God doesn’t always make sense.
At least, not to us. From where we stand, His decisions and the things He allows in our lives are often confusing, rarely (if ever!) matching up with our own preconceived ideas about how His plans should work—and it’s been that way for roughly the entire span of human existence. From cover to cover, the Bible is filled with stories of men and women who were puzzled by their Creator’s actions (and inactions), only to discover later He was working out something far greater than they could have ever imagined.
Take the arrival of the Messiah, for instance. When the Jews (who seemed to spend more time in captivity than not) read the prophecies about the coming of Messiah, they saw the promise of a Savior who would overthrow the Roman Empire and usher in a golden age of justice and peace. They were so certain that this was how God’s plan would look that when Jesus Christ arrived on the scene, they crucified the very Savior they had been awaiting.
What the Jews didn’t understand was that God’s plan was so much bigger than conquering the Romans. Jesus Christ will indeed free God’s people from the clutches of oppression—but something else had to come first. That “something” was a perfect, blameless sacrifice that allowed God’s followers to find forgiveness and freedom from the eternal death penalty earned by sin. The Jews had built a man-made box of requirements for their God to fit inside, and in their desire to find their physical liberator, they couldn’t see their spiritual redeemer.
Misbelief and a misstep

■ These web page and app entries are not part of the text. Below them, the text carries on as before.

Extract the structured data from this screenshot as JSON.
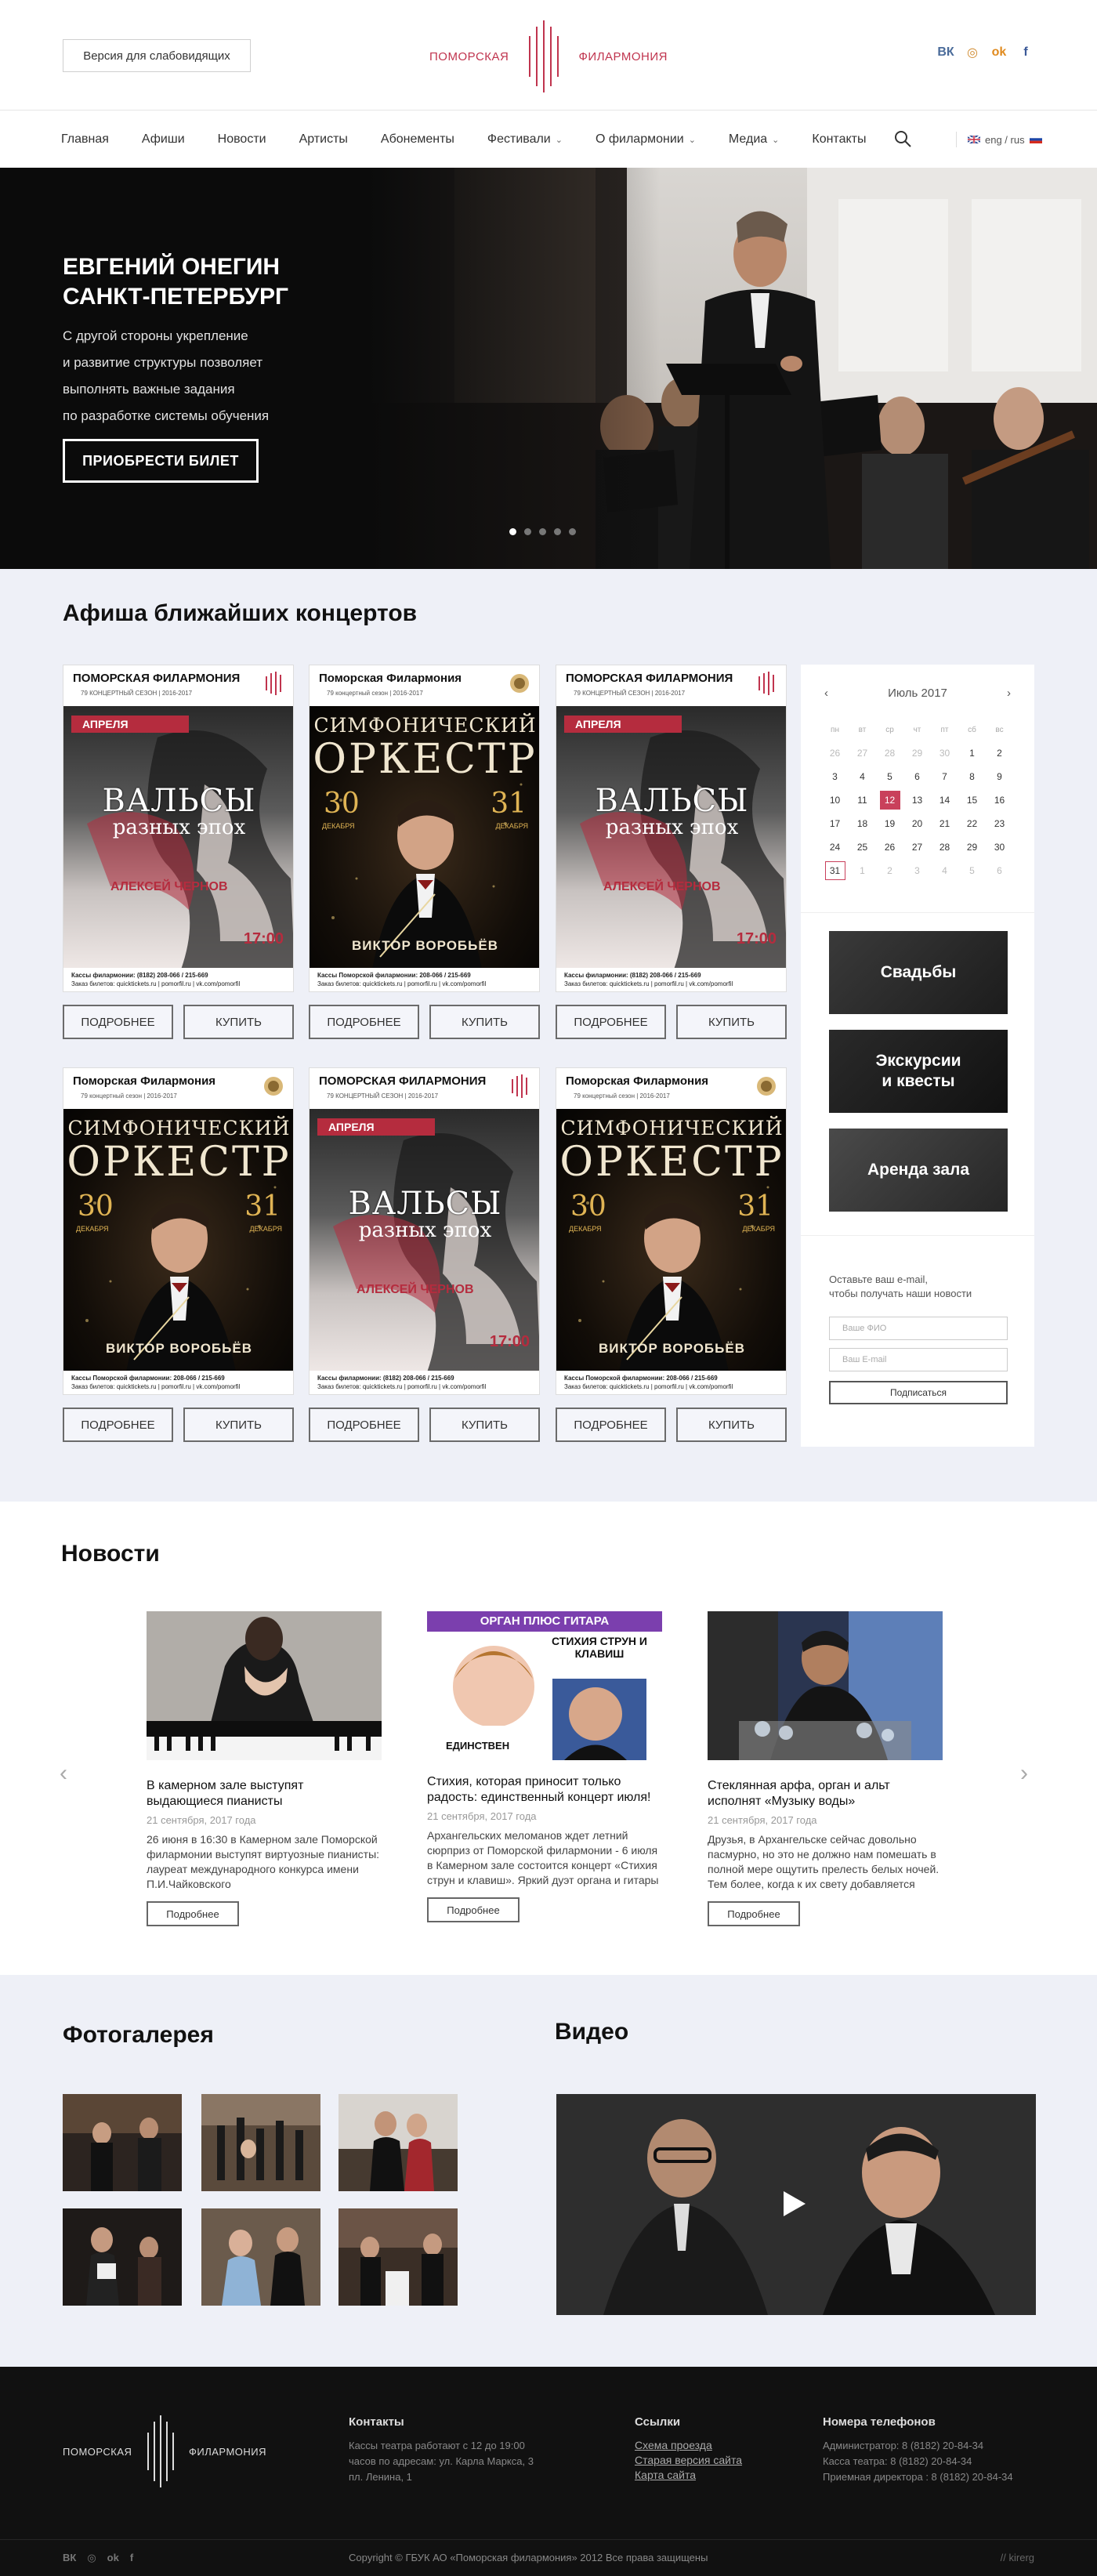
{
  "header": {
    "accessibility_label": "Версия для слабовидящих",
    "logo_left": "ПОМОРСКАЯ",
    "logo_right": "ФИЛАРМОНИЯ",
    "social": [
      {
        "icon": "vk-icon",
        "glyph": "ВК",
        "color": "#4a6b9a"
      },
      {
        "icon": "instagram-icon",
        "glyph": "◎",
        "color": "#d08a2e"
      },
      {
        "icon": "odnoklassniki-icon",
        "glyph": "ok",
        "color": "#e08a1e"
      },
      {
        "icon": "facebook-icon",
        "glyph": "f",
        "color": "#3b5998"
      }
    ]
  },
  "nav": {
    "items": [
      {
        "label": "Главная",
        "dropdown": false
      },
      {
        "label": "Афиши",
        "dropdown": false
      },
      {
        "label": "Новости",
        "dropdown": false
      },
      {
        "label": "Артисты",
        "dropdown": false
      },
      {
        "label": "Абонементы",
        "dropdown": false
      },
      {
        "label": "Фестивали",
        "dropdown": true
      },
      {
        "label": "О филармонии",
        "dropdown": true
      },
      {
        "label": "Медиа",
        "dropdown": true
      },
      {
        "label": "Контакты",
        "dropdown": false
      }
    ],
    "lang": "eng / rus"
  },
  "hero": {
    "title": "ЕВГЕНИЙ ОНЕГИН\nСАНКТ-ПЕТЕРБУРГ",
    "subtitle": "С другой стороны укрепление\nи развитие структуры позволяет\nвыполнять важные задания\nпо разработке системы обучения",
    "button": "ПРИОБРЕСТИ БИЛЕТ",
    "slides": 5,
    "active_slide": 1
  },
  "afisha": {
    "title": "Афиша ближайших концертов",
    "more_label": "ПОДРОБНЕЕ",
    "buy_label": "КУПИТЬ",
    "posters": [
      {
        "kind": "waltz",
        "org": "ПОМОРСКАЯ ФИЛАРМОНИЯ",
        "season": "79 КОНЦЕРТНЫЙ СЕЗОН | 2016-2017",
        "month": "АПРЕЛЯ",
        "title1": "ВАЛЬСЫ",
        "title2": "разных эпох",
        "performer": "АЛЕКСЕЙ ЧЕРНОВ",
        "time": "17:00",
        "foot1": "Кассы филармонии: (8182) 208-066 / 215-669",
        "foot2": "Заказ билетов: quicktickets.ru | pomorfil.ru | vk.com/pomorfil"
      },
      {
        "kind": "orch",
        "org": "Поморская Филармония",
        "season": "79 концертный сезон | 2016-2017",
        "title1": "СИМФОНИЧЕСКИЙ",
        "title2": "ОРКЕСТР",
        "d1": "30",
        "d2": "31",
        "dm": "ДЕКАБРЯ",
        "conductor": "ВИКТОР ВОРОБЬЁВ",
        "foot1": "Кассы Поморской филармонии: 208-066 / 215-669",
        "foot2": "Заказ билетов: quicktickets.ru | pomorfil.ru | vk.com/pomorfil"
      },
      {
        "kind": "waltz",
        "org": "ПОМОРСКАЯ ФИЛАРМОНИЯ",
        "season": "79 КОНЦЕРТНЫЙ СЕЗОН | 2016-2017",
        "month": "АПРЕЛЯ",
        "title1": "ВАЛЬСЫ",
        "title2": "разных эпох",
        "performer": "АЛЕКСЕЙ ЧЕРНОВ",
        "time": "17:00",
        "foot1": "Кассы филармонии: (8182) 208-066 / 215-669",
        "foot2": "Заказ билетов: quicktickets.ru | pomorfil.ru | vk.com/pomorfil"
      },
      {
        "kind": "orch",
        "org": "Поморская Филармония",
        "season": "79 концертный сезон | 2016-2017",
        "title1": "СИМФОНИЧЕСКИЙ",
        "title2": "ОРКЕСТР",
        "d1": "30",
        "d2": "31",
        "dm": "ДЕКАБРЯ",
        "conductor": "ВИКТОР ВОРОБЬЁВ",
        "foot1": "Кассы Поморской филармонии: 208-066 / 215-669",
        "foot2": "Заказ билетов: quicktickets.ru | pomorfil.ru | vk.com/pomorfil"
      },
      {
        "kind": "waltz",
        "org": "ПОМОРСКАЯ ФИЛАРМОНИЯ",
        "season": "79 КОНЦЕРТНЫЙ СЕЗОН | 2016-2017",
        "month": "АПРЕЛЯ",
        "title1": "ВАЛЬСЫ",
        "title2": "разных эпох",
        "performer": "АЛЕКСЕЙ ЧЕРНОВ",
        "time": "17:00",
        "foot1": "Кассы филармонии: (8182) 208-066 / 215-669",
        "foot2": "Заказ билетов: quicktickets.ru | pomorfil.ru | vk.com/pomorfil"
      },
      {
        "kind": "orch",
        "org": "Поморская Филармония",
        "season": "79 концертный сезон | 2016-2017",
        "title1": "СИМФОНИЧЕСКИЙ",
        "title2": "ОРКЕСТР",
        "d1": "30",
        "d2": "31",
        "dm": "ДЕКАБРЯ",
        "conductor": "ВИКТОР ВОРОБЬЁВ",
        "foot1": "Кассы Поморской филармонии: 208-066 / 215-669",
        "foot2": "Заказ билетов: quicktickets.ru | pomorfil.ru | vk.com/pomorfil"
      }
    ]
  },
  "calendar": {
    "month": "Июль 2017",
    "prev": "‹",
    "next": "›",
    "weekdays": [
      "пн",
      "вт",
      "ср",
      "чт",
      "пт",
      "сб",
      "вс"
    ],
    "weeks": [
      [
        {
          "d": "26",
          "m": true
        },
        {
          "d": "27",
          "m": true
        },
        {
          "d": "28",
          "m": true
        },
        {
          "d": "29",
          "m": true
        },
        {
          "d": "30",
          "m": true
        },
        {
          "d": "1"
        },
        {
          "d": "2"
        }
      ],
      [
        {
          "d": "3"
        },
        {
          "d": "4"
        },
        {
          "d": "5"
        },
        {
          "d": "6"
        },
        {
          "d": "7"
        },
        {
          "d": "8"
        },
        {
          "d": "9"
        }
      ],
      [
        {
          "d": "10"
        },
        {
          "d": "11"
        },
        {
          "d": "12",
          "today": true
        },
        {
          "d": "13"
        },
        {
          "d": "14"
        },
        {
          "d": "15"
        },
        {
          "d": "16"
        }
      ],
      [
        {
          "d": "17"
        },
        {
          "d": "18"
        },
        {
          "d": "19"
        },
        {
          "d": "20"
        },
        {
          "d": "21"
        },
        {
          "d": "22"
        },
        {
          "d": "23"
        }
      ],
      [
        {
          "d": "24"
        },
        {
          "d": "25"
        },
        {
          "d": "26"
        },
        {
          "d": "27"
        },
        {
          "d": "28"
        },
        {
          "d": "29"
        },
        {
          "d": "30"
        }
      ],
      [
        {
          "d": "31",
          "sel": true
        },
        {
          "d": "1",
          "m": true
        },
        {
          "d": "2",
          "m": true
        },
        {
          "d": "3",
          "m": true
        },
        {
          "d": "4",
          "m": true
        },
        {
          "d": "5",
          "m": true
        },
        {
          "d": "6",
          "m": true
        }
      ]
    ]
  },
  "side_tiles": [
    "Свадьбы",
    "Экскурсии\nи квесты",
    "Аренда зала"
  ],
  "subscribe": {
    "text": "Оставьте ваш e-mail,\nчтобы получать наши новости",
    "name_placeholder": "Ваше ФИО",
    "email_placeholder": "Ваш E-mail",
    "button": "Подписаться"
  },
  "news": {
    "title": "Новости",
    "more_label": "Подробнее",
    "items": [
      {
        "title": "В камерном зале выступят выдающиеся пианисты",
        "date": "21 сентября, 2017 года",
        "text": "26 июня в 16:30 в Камерном зале Поморской филармонии выступят виртуозные пианисты: лауреат международного конкурса имени П.И.Чайковского"
      },
      {
        "title": "Стихия, которая приносит только радость: единственный концерт июля!",
        "date": "21 сентября, 2017 года",
        "text": "Архангельских меломанов ждет летний сюрприз от Поморской филармонии - 6 июля в Камерном зале состоится концерт «Стихия струн и клавиш». Яркий дуэт органа и гитары",
        "img_top": "ОРГАН ПЛЮС ГИТАРА",
        "img_mid": "СТИХИЯ СТРУН И КЛАВИШ",
        "img_bottom": "ЕДИНСТВЕН"
      },
      {
        "title": "Стеклянная арфа, орган и альт исполнят «Музыку воды»",
        "date": "21 сентября, 2017 года",
        "text": "Друзья, в Архангельске сейчас довольно пасмурно, но это не должно нам помешать в полной мере ощутить прелесть белых ночей. Тем более, когда к их свету добавляется"
      }
    ]
  },
  "gallery": {
    "title": "Фотогалерея"
  },
  "video": {
    "title": "Видео"
  },
  "footer": {
    "logo_left": "ПОМОРСКАЯ",
    "logo_right": "ФИЛАРМОНИЯ",
    "contacts_title": "Контакты",
    "contacts_text": "Кассы театра работают с 12 до 19:00\nчасов по адресам: ул. Карла Маркса, 3\nпл. Ленина, 1",
    "links_title": "Ссылки",
    "links": [
      "Схема проезда",
      "Старая версия сайта",
      "Карта сайта"
    ],
    "phones_title": "Номера телефонов",
    "phones": [
      "Администратор: 8 (8182) 20-84-34",
      "Касса театра: 8 (8182) 20-84-34",
      "Приемная директора : 8 (8182) 20-84-34"
    ],
    "copyright": "Copyright © ГБУК АО «Поморская филармония» 2012 Все права защищены",
    "developer": "// kirerg",
    "social": [
      "ВК",
      "◎",
      "ok",
      "f"
    ]
  }
}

The disciples weren’t immune, either. Almost immediately before Christ’s arrest and crucifixion, the Bible record that the disciples were busy arguing over “which of them should be considered the greatest” (Luke 22:24). Despite their Master’s continual warnings about His impending death, the disciples seemed to cling to the belief that Christ had come, not to die, but to “restore the kingdom to Israel” (Acts 1:6). I can’t help but wonder what was going through the minds of the disciples when Jesus told Peter, “before the rooster crows twice, you will deny Me three times” (Mark 14:30). Whatever their thoughts, they all responded by insisting, “If I have to die with You, I will not deny You!” (Mark 14:31).
They were each of them mistaken. When the mob came to seize Jesus, “they all forsook Him and fled” (Mark 14:50). They had all told themselves that they were willing to go to the grave with Jesus, but that’s an easy commitment to make when you believe your leader isn’t going to die. When push came to shove and Christ restrained them from fighting, they turned tail and ran. They weren’t prepared to follow Christ where they had not expected Him to go. Like the Jews, the disciples had built a box for God—and when God didn’t fit the way they expected, their commitment faltered.
Our own commitment
We made a commitment at baptism. We gave our lives to our Creator and agreed to follow Him wherever it was He might lead us—in this life and the next. We promised to submit ourselves entirely to His will, whatever that might be.
How well are we doing? Because God won’t always make sense to us. He’s given us a broad outline of His plan, but that doesn’t mean we’re going to grasp the details—and it certainly doesn’t mean we should be expecting Him to complete that plan in the manner that makes the most sense to us. As He works in our lives, we need to be willing to submit to Him as He prepares us for His Kingdom. Just because something doesn’t make sense doesn’t mean it’s not exactly what we need.
Here’s the rule: if God is allowing it in your life, it’s for a reason. For “we know that all things work together for good to those who love God, to those who are the called according to His purpose” (Romans 8:28). If the Master of the universe put something in motion, you can stake your life on the fact that there is a very good reason for it.
Trusting in God
Today, the followers of God are fasting—putting away food and drink for 24 hours and humbling ourselves before our Creator, being mindful of the truth that “Man shall not live by bread alone” (Matthew 4:4). As we do so, it would do us good to keep in mind that complete understanding of the path before us isn’t a requirement to get where we’re going. Trusting the One leading us is.
The Israelites were looking for a Savior to bring them a physical kingdom; God was preparing His Son to bring them the doorway to eternal life. If we can’t understand what God is doing in our lives, it’s only because it is part of something so incredible, we can’t even begin to dream it. When we begin to truly submit ourselves to God in every way and in every moment, we will find ourselves on our way to a future so much brighter than any we could ever hope for.
The only way to get there is to follow, even when it doesn’t make sense.
Until next time,